§ Your goal: Down to the last line below, repeat the entries word for word and drop the pictures.

[Records drawn from a dataset]
>>>

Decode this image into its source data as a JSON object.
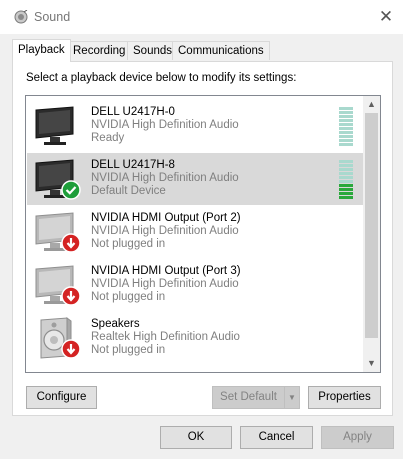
{
  "window": {
    "title": "Sound",
    "icon": "speaker-icon"
  },
  "tabs": [
    {
      "label": "Playback"
    },
    {
      "label": "Recording"
    },
    {
      "label": "Sounds"
    },
    {
      "label": "Communications"
    }
  ],
  "active_tab": "Playback",
  "instructions": "Select a playback device below to modify its settings:",
  "devices": [
    {
      "name": "DELL U2417H-0",
      "driver": "NVIDIA High Definition Audio",
      "status": "Ready",
      "icon": "monitor-icon",
      "level": 0
    },
    {
      "name": "DELL U2417H-8",
      "driver": "NVIDIA High Definition Audio",
      "status": "Default Device",
      "icon": "monitor-icon",
      "badge": "default-check-icon",
      "level": 0.4
    },
    {
      "name": "NVIDIA HDMI Output (Port 2)",
      "driver": "NVIDIA High Definition Audio",
      "status": "Not plugged in",
      "icon": "monitor-icon",
      "badge": "unplugged-arrow-icon"
    },
    {
      "name": "NVIDIA HDMI Output (Port 3)",
      "driver": "NVIDIA High Definition Audio",
      "status": "Not plugged in",
      "icon": "monitor-icon",
      "badge": "unplugged-arrow-icon"
    },
    {
      "name": "Speakers",
      "driver": "Realtek High Definition Audio",
      "status": "Not plugged in",
      "icon": "speaker-icon",
      "badge": "unplugged-arrow-icon"
    }
  ],
  "selected_device": "DELL U2417H-8",
  "buttons": {
    "configure": "Configure",
    "set_default": "Set Default",
    "properties": "Properties",
    "ok": "OK",
    "cancel": "Cancel",
    "apply": "Apply"
  },
  "colors": {
    "selection": "#d9d9d9",
    "meter_on": "#2aa83c",
    "meter_off": "#a9d9ce",
    "default_badge": "#1e9e3a",
    "unplugged_badge": "#d42323"
  }
}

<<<

§ Result for this exercise:
Decode this image into its source data as a JSON object.
{
  "window": {
    "title": "Sound",
    "icon": "speaker-icon"
  },
  "tabs": [
    {
      "label": "Playback"
    },
    {
      "label": "Recording"
    },
    {
      "label": "Sounds"
    },
    {
      "label": "Communications"
    }
  ],
  "active_tab": "Playback",
  "instructions": "Select a playback device below to modify its settings:",
  "devices": [
    {
      "name": "DELL U2417H-0",
      "driver": "NVIDIA High Definition Audio",
      "status": "Ready",
      "icon": "monitor-icon",
      "level": 0
    },
    {
      "name": "DELL U2417H-8",
      "driver": "NVIDIA High Definition Audio",
      "status": "Default Device",
      "icon": "monitor-icon",
      "badge": "default-check-icon",
      "level": 0.4
    },
    {
      "name": "NVIDIA HDMI Output (Port 2)",
      "driver": "NVIDIA High Definition Audio",
      "status": "Not plugged in",
      "icon": "monitor-icon",
      "badge": "unplugged-arrow-icon"
    },
    {
      "name": "NVIDIA HDMI Output (Port 3)",
      "driver": "NVIDIA High Definition Audio",
      "status": "Not plugged in",
      "icon": "monitor-icon",
      "badge": "unplugged-arrow-icon"
    },
    {
      "name": "Speakers",
      "driver": "Realtek High Definition Audio",
      "status": "Not plugged in",
      "icon": "speaker-icon",
      "badge": "unplugged-arrow-icon"
    }
  ],
  "selected_device": "DELL U2417H-8",
  "buttons": {
    "configure": "Configure",
    "set_default": "Set Default",
    "properties": "Properties",
    "ok": "OK",
    "cancel": "Cancel",
    "apply": "Apply"
  },
  "colors": {
    "selection": "#d9d9d9",
    "meter_on": "#2aa83c",
    "meter_off": "#a9d9ce",
    "default_badge": "#1e9e3a",
    "unplugged_badge": "#d42323"
  }
}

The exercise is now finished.